Monday, September 27, 2021
Andaman and Nicobar

People & Lifestyle


The religion is Animism and consists in fear of the evil spirits of the wood, the sea, disease and ancestors and in avoidance of acts traditionally displeasing to them. There is neither ceremonial worship nor propitiation. An anthropomorphic deity, Paluga, is the cause of all things though acts displeasing to him are avoided for fear of damage to the products of the jungle. Paluga dwells now in the sky but used to live on the top of Saddle Peak, their highest mountain. The Andamanese have no idea of heaven or hell or any idea of a corporeal resurrection in the religious sense. They have much active faith in dreams which sometimes control subsequent  conduct and in the utterances of wise men, dreamers of prophetic dreams. These practice an embryonic magic and witchcraft. There is no oaths, covenants  or ordeals nor any forms of appeal to supernatural powers.

Puluga who is fundamentally to be identified with some definiteness with the storm (Wuluga) mixed up with ancestral chiefs has many attributes of the deity that it is fair to translate the term by God. He has a wife and a family of one son and many daughters. He transmits his orders through his son to his daughters who are his messengers. The two great harmful spirits are Eremchauga of the forest and Juruwin of the sea. Like Puluga, both have wives and families. The sun is the wife of the moon and the stars are their children, dwelling near Puluga. But there is no trace of sun-worship. The people twang their bows and make fun of the moon during an eclipse while a solar eclipse keeps them silent through fear.

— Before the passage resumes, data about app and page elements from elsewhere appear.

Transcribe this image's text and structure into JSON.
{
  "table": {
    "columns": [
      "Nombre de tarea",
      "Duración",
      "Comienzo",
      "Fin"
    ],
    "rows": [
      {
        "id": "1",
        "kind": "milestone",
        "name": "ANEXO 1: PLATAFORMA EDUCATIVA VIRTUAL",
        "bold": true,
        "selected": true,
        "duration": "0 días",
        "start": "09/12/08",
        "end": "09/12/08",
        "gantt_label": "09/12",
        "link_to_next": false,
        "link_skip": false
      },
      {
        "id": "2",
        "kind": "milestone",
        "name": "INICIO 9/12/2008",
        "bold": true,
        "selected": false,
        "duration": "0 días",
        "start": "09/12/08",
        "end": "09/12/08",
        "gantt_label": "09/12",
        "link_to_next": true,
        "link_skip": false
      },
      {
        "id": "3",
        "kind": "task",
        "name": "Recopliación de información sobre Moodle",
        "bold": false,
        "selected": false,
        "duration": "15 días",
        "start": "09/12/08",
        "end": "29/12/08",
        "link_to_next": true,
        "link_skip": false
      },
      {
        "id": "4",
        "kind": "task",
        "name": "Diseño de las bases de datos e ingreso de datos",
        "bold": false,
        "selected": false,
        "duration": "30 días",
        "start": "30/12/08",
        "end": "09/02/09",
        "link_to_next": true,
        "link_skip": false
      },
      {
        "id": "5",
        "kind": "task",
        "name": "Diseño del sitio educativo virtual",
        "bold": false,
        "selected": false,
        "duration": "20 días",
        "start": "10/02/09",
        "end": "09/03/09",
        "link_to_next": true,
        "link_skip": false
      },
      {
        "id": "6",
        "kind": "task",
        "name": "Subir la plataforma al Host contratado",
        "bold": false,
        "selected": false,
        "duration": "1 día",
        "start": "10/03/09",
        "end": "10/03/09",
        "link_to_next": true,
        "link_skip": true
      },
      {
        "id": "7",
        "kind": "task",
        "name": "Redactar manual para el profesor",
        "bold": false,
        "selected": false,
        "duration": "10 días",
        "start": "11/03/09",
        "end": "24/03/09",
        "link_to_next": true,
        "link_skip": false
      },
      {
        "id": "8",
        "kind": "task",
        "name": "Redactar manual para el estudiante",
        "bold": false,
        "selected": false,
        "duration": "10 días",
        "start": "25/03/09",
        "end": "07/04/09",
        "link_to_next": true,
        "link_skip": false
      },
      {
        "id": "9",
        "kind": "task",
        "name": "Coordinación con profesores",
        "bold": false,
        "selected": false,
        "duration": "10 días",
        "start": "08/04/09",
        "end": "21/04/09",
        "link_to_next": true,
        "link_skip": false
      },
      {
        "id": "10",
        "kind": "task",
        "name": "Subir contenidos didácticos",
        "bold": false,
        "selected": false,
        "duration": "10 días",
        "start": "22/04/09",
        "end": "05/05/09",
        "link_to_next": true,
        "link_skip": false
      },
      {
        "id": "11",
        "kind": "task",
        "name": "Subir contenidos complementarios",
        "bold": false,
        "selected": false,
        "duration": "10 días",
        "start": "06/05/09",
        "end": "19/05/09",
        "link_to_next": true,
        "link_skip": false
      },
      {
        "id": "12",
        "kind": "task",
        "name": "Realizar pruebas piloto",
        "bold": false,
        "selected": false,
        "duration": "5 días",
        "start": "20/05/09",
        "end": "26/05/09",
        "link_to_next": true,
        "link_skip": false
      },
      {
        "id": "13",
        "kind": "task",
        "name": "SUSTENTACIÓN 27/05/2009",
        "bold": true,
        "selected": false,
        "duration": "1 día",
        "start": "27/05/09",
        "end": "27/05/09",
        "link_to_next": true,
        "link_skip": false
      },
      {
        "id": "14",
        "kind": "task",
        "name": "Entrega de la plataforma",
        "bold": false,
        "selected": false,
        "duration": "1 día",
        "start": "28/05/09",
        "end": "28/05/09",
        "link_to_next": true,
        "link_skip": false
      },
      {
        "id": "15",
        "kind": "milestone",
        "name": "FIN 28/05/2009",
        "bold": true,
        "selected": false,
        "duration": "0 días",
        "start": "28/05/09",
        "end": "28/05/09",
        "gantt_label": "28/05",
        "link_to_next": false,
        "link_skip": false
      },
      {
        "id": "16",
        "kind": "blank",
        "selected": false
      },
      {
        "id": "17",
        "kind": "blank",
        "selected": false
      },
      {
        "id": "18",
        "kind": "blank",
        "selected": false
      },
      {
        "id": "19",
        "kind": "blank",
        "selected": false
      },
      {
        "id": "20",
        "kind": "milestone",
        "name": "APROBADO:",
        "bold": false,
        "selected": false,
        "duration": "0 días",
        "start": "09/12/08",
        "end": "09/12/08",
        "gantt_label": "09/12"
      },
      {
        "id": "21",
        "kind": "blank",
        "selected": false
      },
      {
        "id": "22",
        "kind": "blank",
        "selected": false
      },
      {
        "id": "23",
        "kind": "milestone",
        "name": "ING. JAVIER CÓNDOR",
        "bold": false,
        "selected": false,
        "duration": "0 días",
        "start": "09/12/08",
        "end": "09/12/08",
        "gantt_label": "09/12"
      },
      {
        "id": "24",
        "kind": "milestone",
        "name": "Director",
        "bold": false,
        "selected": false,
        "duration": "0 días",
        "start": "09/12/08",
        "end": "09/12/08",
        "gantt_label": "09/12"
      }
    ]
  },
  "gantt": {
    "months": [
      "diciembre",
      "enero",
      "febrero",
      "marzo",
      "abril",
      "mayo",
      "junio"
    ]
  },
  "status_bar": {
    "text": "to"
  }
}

The Andamanese languages are extremely interesting from the philological stand point on account of their isolated development. They exhibit the expression of only the most direct and simplest thought. An Andamanese will manage to convey his meaning without employing any of the subsidiary and connecting parts of speech. He ekes out with a clever mimicry a great deal by manner, tone and action and this habit he exhibits abundantly in the form of his speech. Narration is nevertheless clear and not confused.